YouTube’s past video time is usually around seven or eight minutes, and now the site has been overwhelmed by long-playing videos. This change is partly due to the audience's interest, but it also means that creators have recently tried to get as much revenue as possible from their videos.
Longer videos have more ad space, and more ads mean that creators’ revenues will increase. Breaking this 10-minute mark is especially important: this is where YouTube starts letting creators insert ads in the middle of the video, rather than just playing ads at the beginning.
The creator, Shelby Church, found that for videos that played for more than 10 minutes, the revenue was three times that of short videos. Church pointed out that her long videos even have more viewers, motivating creators to make longer videos and insert more ads.
“In fact, you can add as many ads as you want,” Church discusses in the video how YouTube ads work. “I can serve an ad every 30 seconds, but no one will see it. It’s ridiculous. So I started adding two ads in the middle of my video, which is crazy.” She eventually earned in June. More than $6,000, which exceeded her $1,800 earned in January.
Church didn't change her work or her video style, just changing their duration from seven or eight minutes to 13 or 14 minutes. Other creators like Jake and Logan Paul began to increase their video from less than 10 minutes to 25 minutes. Make-up channel starts making 30 to 40 minutesTutorialThe commentary video became up to 30 minutes, and even the apology video began to grow very long.

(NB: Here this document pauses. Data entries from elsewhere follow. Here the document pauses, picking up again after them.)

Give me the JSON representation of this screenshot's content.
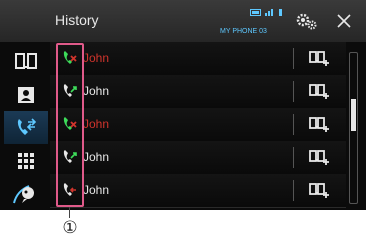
{
  "header": {
    "title": "History",
    "device_name": "MY PHONE 03",
    "status_icons": [
      "battery-icon",
      "signal-icon",
      "bluetooth-icon"
    ],
    "settings_icon": "gear-icon",
    "close_icon": "close-icon"
  },
  "sidebar": {
    "items": [
      {
        "icon": "phonebook-icon",
        "active": false
      },
      {
        "icon": "contacts-icon",
        "active": false
      },
      {
        "icon": "call-history-icon",
        "active": true
      },
      {
        "icon": "keypad-icon",
        "active": false
      },
      {
        "icon": "voice-dial-icon",
        "active": false
      }
    ]
  },
  "history": {
    "rows": [
      {
        "name": "John",
        "call_type": "missed",
        "icon": "missed-call-icon"
      },
      {
        "name": "John",
        "call_type": "outgoing",
        "icon": "outgoing-call-icon"
      },
      {
        "name": "John",
        "call_type": "missed",
        "icon": "missed-call-icon"
      },
      {
        "name": "John",
        "call_type": "outgoing",
        "icon": "outgoing-call-icon"
      },
      {
        "name": "John",
        "call_type": "incoming",
        "icon": "incoming-call-icon"
      }
    ],
    "add_to_phonebook_icon": "add-to-phonebook-icon"
  },
  "scrollbar": {
    "position_fraction": 0.3
  },
  "callout": {
    "label": "①"
  },
  "colors": {
    "accent": "#5ec8ff",
    "missed": "#d0342c",
    "outgoing": "#3ddc5a",
    "incoming": "#d0342c",
    "highlight": "#e05a8a"
  }
}
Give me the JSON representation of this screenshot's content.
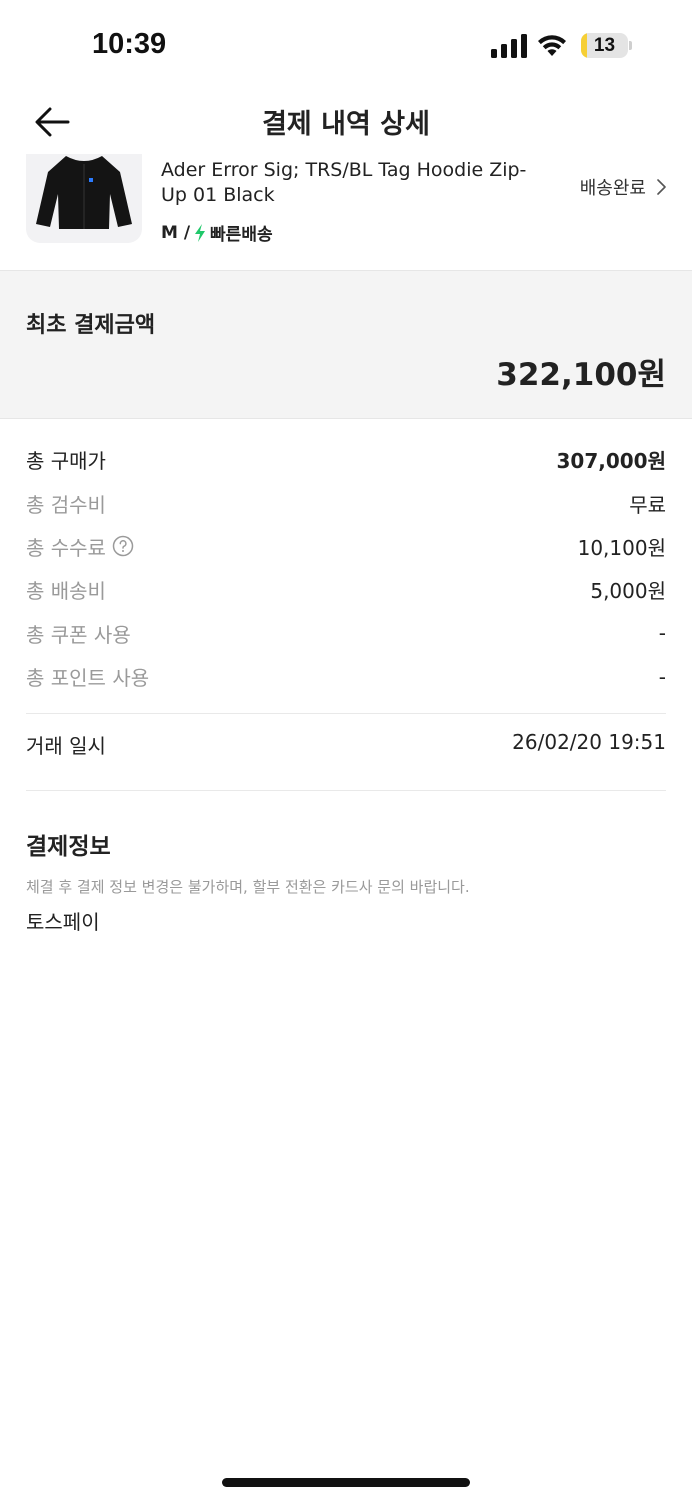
{
  "status_bar": {
    "time": "10:39",
    "battery_level": "13",
    "icons": [
      "cellular-signal-icon",
      "wifi-icon",
      "battery-icon"
    ],
    "battery_color": "#f6cf35"
  },
  "header": {
    "title": "결제 내역 상세",
    "back_icon": "arrow-left-icon"
  },
  "product": {
    "name": "Ader Error Sig; TRS/BL Tag Hoodie Zip-Up 01 Black",
    "size": "M /",
    "shipping_type": "빠른배송",
    "shipping_icon": "lightning-bolt-icon",
    "shipping_icon_color": "#20c86a",
    "status": "배송완료"
  },
  "total": {
    "label": "최초 결제금액",
    "amount": "322,100원"
  },
  "breakdown": [
    {
      "label": "총 구매가",
      "value": "307,000원"
    },
    {
      "label": "총 검수비",
      "value": "무료"
    },
    {
      "label": "총 수수료",
      "value": "10,100원"
    },
    {
      "label": "총 배송비",
      "value": "5,000원"
    },
    {
      "label": "총 쿠폰 사용",
      "value": "-"
    },
    {
      "label": "총 포인트 사용",
      "value": "-"
    }
  ],
  "trade": {
    "label": "거래 일시",
    "value": "26/02/20 19:51"
  },
  "payment": {
    "title": "결제정보",
    "notice": "체결 후 결제 정보 변경은 불가하며, 할부 전환은 카드사 문의 바랍니다.",
    "method": "토스페이"
  }
}
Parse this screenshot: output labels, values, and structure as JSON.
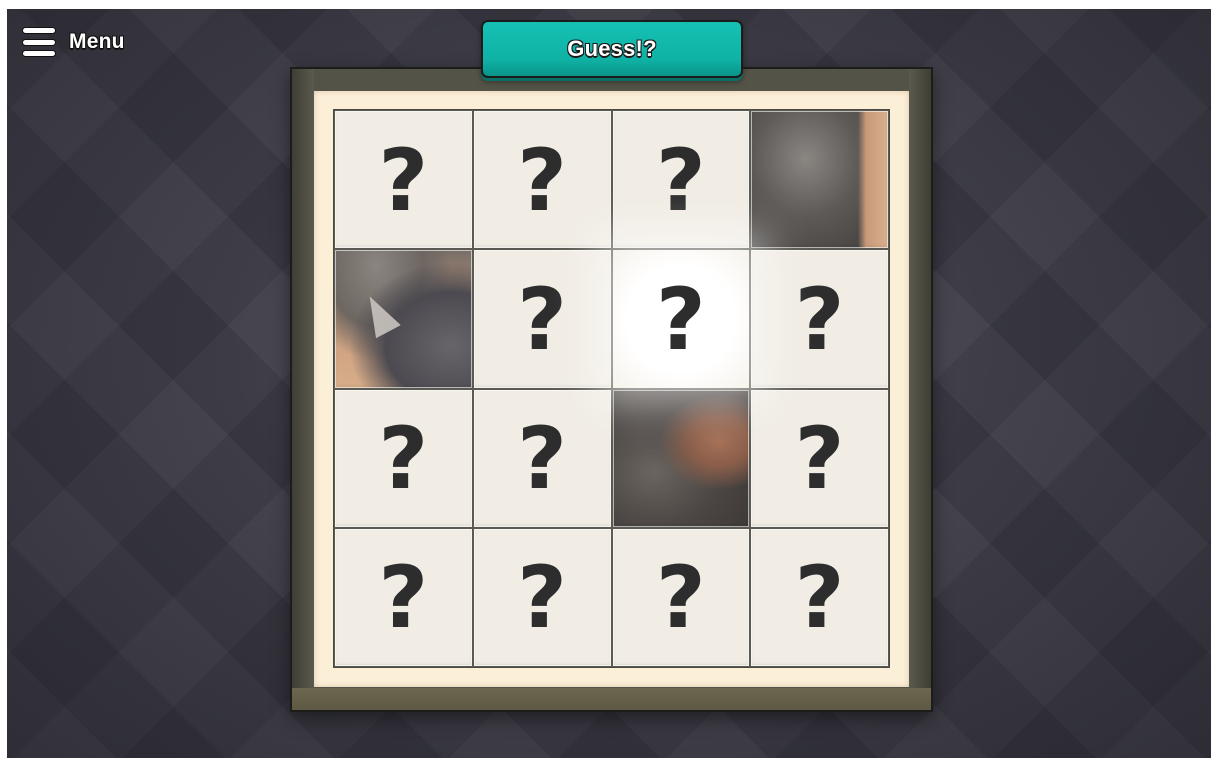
{
  "menu": {
    "label": "Menu",
    "icon": "hamburger-icon"
  },
  "guess_button": {
    "label": "Guess!?"
  },
  "board": {
    "rows": 4,
    "cols": 4,
    "hidden_symbol": "?",
    "tiles": [
      {
        "state": "hidden"
      },
      {
        "state": "hidden"
      },
      {
        "state": "hidden"
      },
      {
        "state": "revealed",
        "image": "animal-fur-piece"
      },
      {
        "state": "revealed",
        "image": "animal-ear-piece"
      },
      {
        "state": "hidden"
      },
      {
        "state": "hidden",
        "highlighted": true
      },
      {
        "state": "hidden"
      },
      {
        "state": "hidden"
      },
      {
        "state": "hidden"
      },
      {
        "state": "revealed",
        "image": "animal-fur-piece"
      },
      {
        "state": "hidden"
      },
      {
        "state": "hidden"
      },
      {
        "state": "hidden"
      },
      {
        "state": "hidden"
      },
      {
        "state": "hidden"
      }
    ]
  },
  "colors": {
    "accent": "#11b8ab",
    "frame": "#545348",
    "mat": "#fcefd8",
    "tile": "#f1ede5",
    "symbol": "#2d2d2d",
    "background": "#3b3a44"
  }
}
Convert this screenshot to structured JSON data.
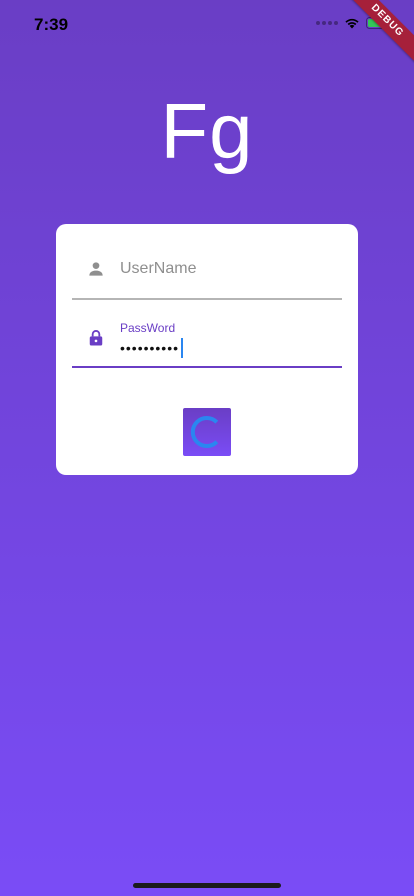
{
  "status_bar": {
    "time": "7:39"
  },
  "debug_banner": {
    "label": "DEBUG"
  },
  "logo": {
    "text": "Fg"
  },
  "login_form": {
    "username": {
      "placeholder": "UserName",
      "value": ""
    },
    "password": {
      "label": "PassWord",
      "masked_value": "••••••••••"
    }
  },
  "colors": {
    "accent": "#6a3ec5",
    "background_top": "#6a3ec5",
    "background_bottom": "#7a4cf6",
    "spinner": "#2a86f0",
    "debug": "#a6203a"
  },
  "icons": {
    "username": "person-icon",
    "password": "lock-icon",
    "submit": "loading-spinner-icon"
  }
}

YouTube inspires this in a variety of ways. Long videos are not only more valuable, but also favored by YouTube. The platform's algorithms prefer content that people engage in and encourages them to spend more time on the site. Company executives are trying to move toward promoting responsible content, but the algorithm still tends to be longer.
The result is a change in the type of video that dominates YouTube. With political content, lengthy commentary videos and documentary series, longer video articles, more luxury video blogs, beauty tutorials and reviews are constantly increasing. A recent report from the Pew Research Center found that the average length of video in the first 250,000 channels was between 13 and 14 minutes. A 30 minute video is not unusual. In fact, it has become the new normal.
"YouTube doesn't care about the number of videos you watch, they just want you to stay on YouTube," Lindsay Ellis, who made a video about popular movies, told The Verge. "Whether you're watching 200 videos about cats or videos of the same length of "Game of Thrones", it doesn't matter. If you only watch one thing instead of 200 cat videos, then people are more likely to stay. On YouTube."
Ellis said she always makes longer videos because it suits her style. Some of her videos last for 45 minutes, which is a trend.
The downside is that not everything on YouTube benefits from length, which can lead to worse video. "In order to have longer videos, I think it's not good to make longer videos," Natalie Wynn (ContraPoints) told The Verge.
Wynn believes that the trend of long videos will eventually change. YouTube is waiting for creators to draw attention to the entire community through new formats and directions. “At some point, someone with a very punk rock attitude will come in and change everything,” Wynn said. “People get tired of long videos. Some people will like very simple content, and the videos that are released will be better and shorter than all of our videos. That would be a new step.”